Problem requirements: Would you repeat the listing exactly, without any of its images?
** Opening Provided material block **
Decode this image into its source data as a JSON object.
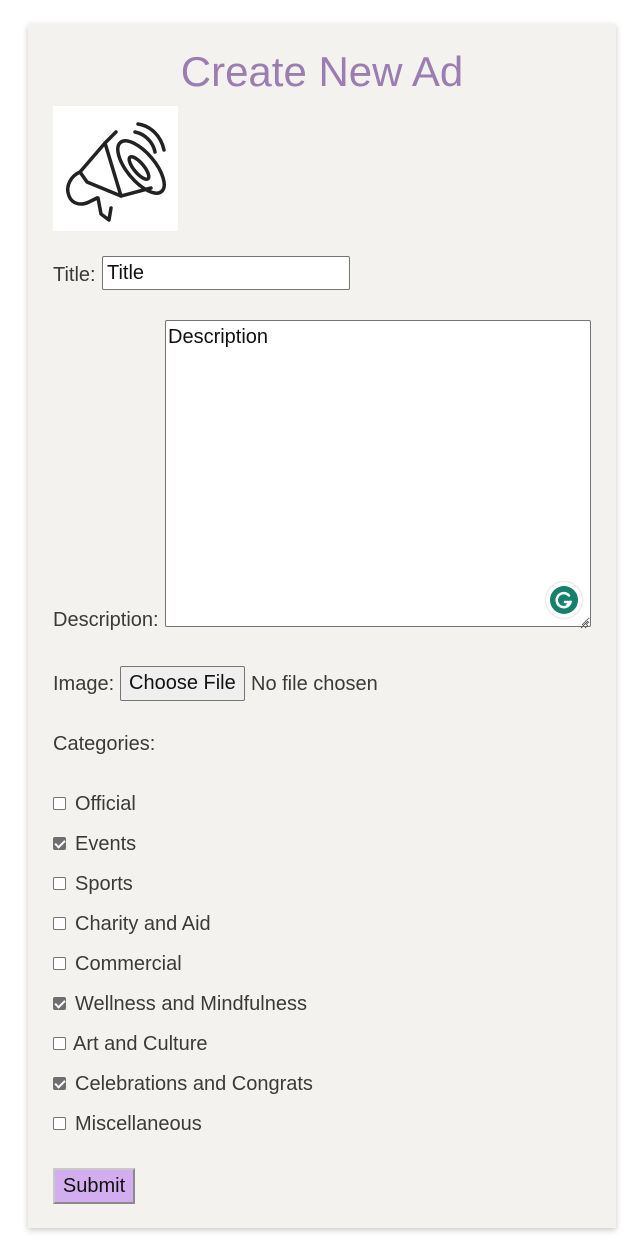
{
  "page": {
    "heading": "Create New Ad",
    "heading_color": "#9b7db1",
    "logo_icon": "megaphone-icon"
  },
  "form": {
    "title_label": "Title:",
    "title_value": "Title",
    "description_label": "Description:",
    "description_value": "Description",
    "image_label": "Image:",
    "choose_file_label": "Choose File",
    "file_status": "No file chosen",
    "categories_label": "Categories:",
    "categories": [
      {
        "label": "Official",
        "checked": false
      },
      {
        "label": "Events",
        "checked": true
      },
      {
        "label": "Sports",
        "checked": false
      },
      {
        "label": "Charity and Aid",
        "checked": false
      },
      {
        "label": "Commercial",
        "checked": false
      },
      {
        "label": "Wellness and Mindfulness",
        "checked": true
      },
      {
        "label": "Art and Culture",
        "checked": false
      },
      {
        "label": "Celebrations and Congrats",
        "checked": true
      },
      {
        "label": "Miscellaneous",
        "checked": false
      }
    ],
    "submit_label": "Submit",
    "submit_color": "#d2aef0"
  },
  "extensions": {
    "grammarly_icon": "grammarly-icon",
    "grammarly_color": "#15806b"
  }
}
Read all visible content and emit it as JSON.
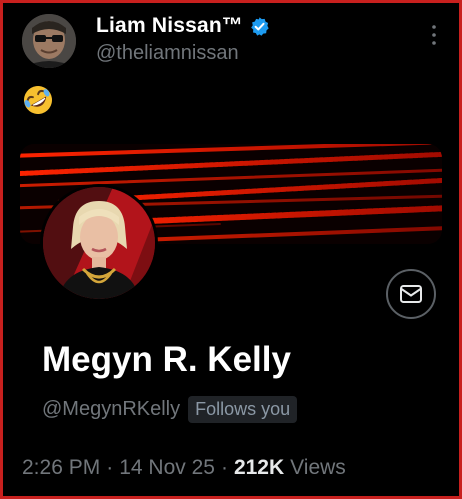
{
  "author": {
    "display_name": "Liam Nissan™",
    "handle": "@theliamnissan",
    "avatar_icon": "man-in-sunglasses-avatar",
    "verified_icon": "verified-badge-icon",
    "verified_color": "#1d9bf0"
  },
  "tweet": {
    "emoji": "🤣",
    "emoji_name": "rolling-on-floor-laughing-emoji"
  },
  "profile_card": {
    "name": "Megyn R. Kelly",
    "handle": "@MegynRKelly",
    "follows_badge": "Follows you",
    "message_icon": "envelope-icon",
    "banner_colors": [
      "#ff1a00",
      "#0a0000"
    ]
  },
  "meta": {
    "time": "2:26 PM",
    "separator_1": "·",
    "date": "14 Nov 25",
    "separator_2": "·",
    "views_count": "212K",
    "views_label": "Views"
  },
  "colors": {
    "background": "#000000",
    "frame_border": "#c8201e",
    "secondary_text": "#71767b"
  }
}
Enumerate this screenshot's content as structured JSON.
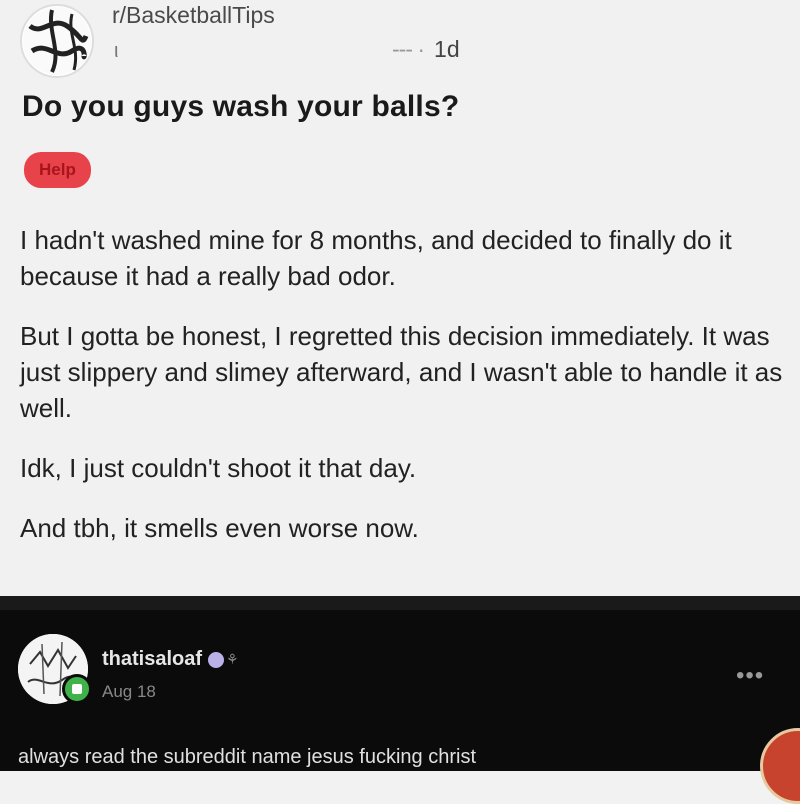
{
  "post": {
    "subreddit": "r/BasketballTips",
    "author_partial": "ι",
    "time": "1d",
    "title": "Do you guys wash your balls?",
    "flair": "Help",
    "paragraphs": [
      "I hadn't washed mine for 8 months, and decided to finally do it because it had a really bad odor.",
      "But I gotta be honest, I regretted this decision immediately. It was just slippery and slimey afterward, and I wasn't able to handle it as well.",
      "Idk, I just couldn't shoot it that day.",
      "And tbh, it smells even worse now."
    ]
  },
  "comment": {
    "username": "thatisaloaf",
    "date": "Aug 18",
    "more_label": "•••",
    "text": "always read the subreddit name jesus fucking christ"
  },
  "colors": {
    "flair_bg": "#e8424b",
    "online_dot": "#3fb24a",
    "comment_bg": "#0b0b0b"
  }
}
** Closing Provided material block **
Output of the exercise:
Decode this image into its source data as a JSON object.
{
  "page": {
    "heading": "Create New Ad",
    "heading_color": "#9b7db1",
    "logo_icon": "megaphone-icon"
  },
  "form": {
    "title_label": "Title:",
    "title_value": "Title",
    "description_label": "Description:",
    "description_value": "Description",
    "image_label": "Image:",
    "choose_file_label": "Choose File",
    "file_status": "No file chosen",
    "categories_label": "Categories:",
    "categories": [
      {
        "label": "Official",
        "checked": false
      },
      {
        "label": "Events",
        "checked": true
      },
      {
        "label": "Sports",
        "checked": false
      },
      {
        "label": "Charity and Aid",
        "checked": false
      },
      {
        "label": "Commercial",
        "checked": false
      },
      {
        "label": "Wellness and Mindfulness",
        "checked": true
      },
      {
        "label": "Art and Culture",
        "checked": false
      },
      {
        "label": "Celebrations and Congrats",
        "checked": true
      },
      {
        "label": "Miscellaneous",
        "checked": false
      }
    ],
    "submit_label": "Submit",
    "submit_color": "#d2aef0"
  },
  "extensions": {
    "grammarly_icon": "grammarly-icon",
    "grammarly_color": "#15806b"
  }
}
Read all visible content and emit it as JSON.
{
  "author": {
    "display_name": "Liam Nissan™",
    "handle": "@theliamnissan",
    "avatar_icon": "man-in-sunglasses-avatar",
    "verified_icon": "verified-badge-icon",
    "verified_color": "#1d9bf0"
  },
  "tweet": {
    "emoji": "🤣",
    "emoji_name": "rolling-on-floor-laughing-emoji"
  },
  "profile_card": {
    "name": "Megyn R. Kelly",
    "handle": "@MegynRKelly",
    "follows_badge": "Follows you",
    "message_icon": "envelope-icon",
    "banner_colors": [
      "#ff1a00",
      "#0a0000"
    ]
  },
  "meta": {
    "time": "2:26 PM",
    "separator_1": "·",
    "date": "14 Nov 25",
    "separator_2": "·",
    "views_count": "212K",
    "views_label": "Views"
  },
  "colors": {
    "background": "#000000",
    "frame_border": "#c8201e",
    "secondary_text": "#71767b"
  }
}
Enumerate this screenshot's content as structured JSON.
{
  "post": {
    "subreddit": "r/BasketballTips",
    "author_partial": "ι",
    "time": "1d",
    "title": "Do you guys wash your balls?",
    "flair": "Help",
    "paragraphs": [
      "I hadn't washed mine for 8 months, and decided to finally do it because it had a really bad odor.",
      "But I gotta be honest, I regretted this decision immediately. It was just slippery and slimey afterward, and I wasn't able to handle it as well.",
      "Idk, I just couldn't shoot it that day.",
      "And tbh, it smells even worse now."
    ]
  },
  "comment": {
    "username": "thatisaloaf",
    "date": "Aug 18",
    "more_label": "•••",
    "text": "always read the subreddit name jesus fucking christ"
  },
  "colors": {
    "flair_bg": "#e8424b",
    "online_dot": "#3fb24a",
    "comment_bg": "#0b0b0b"
  }
}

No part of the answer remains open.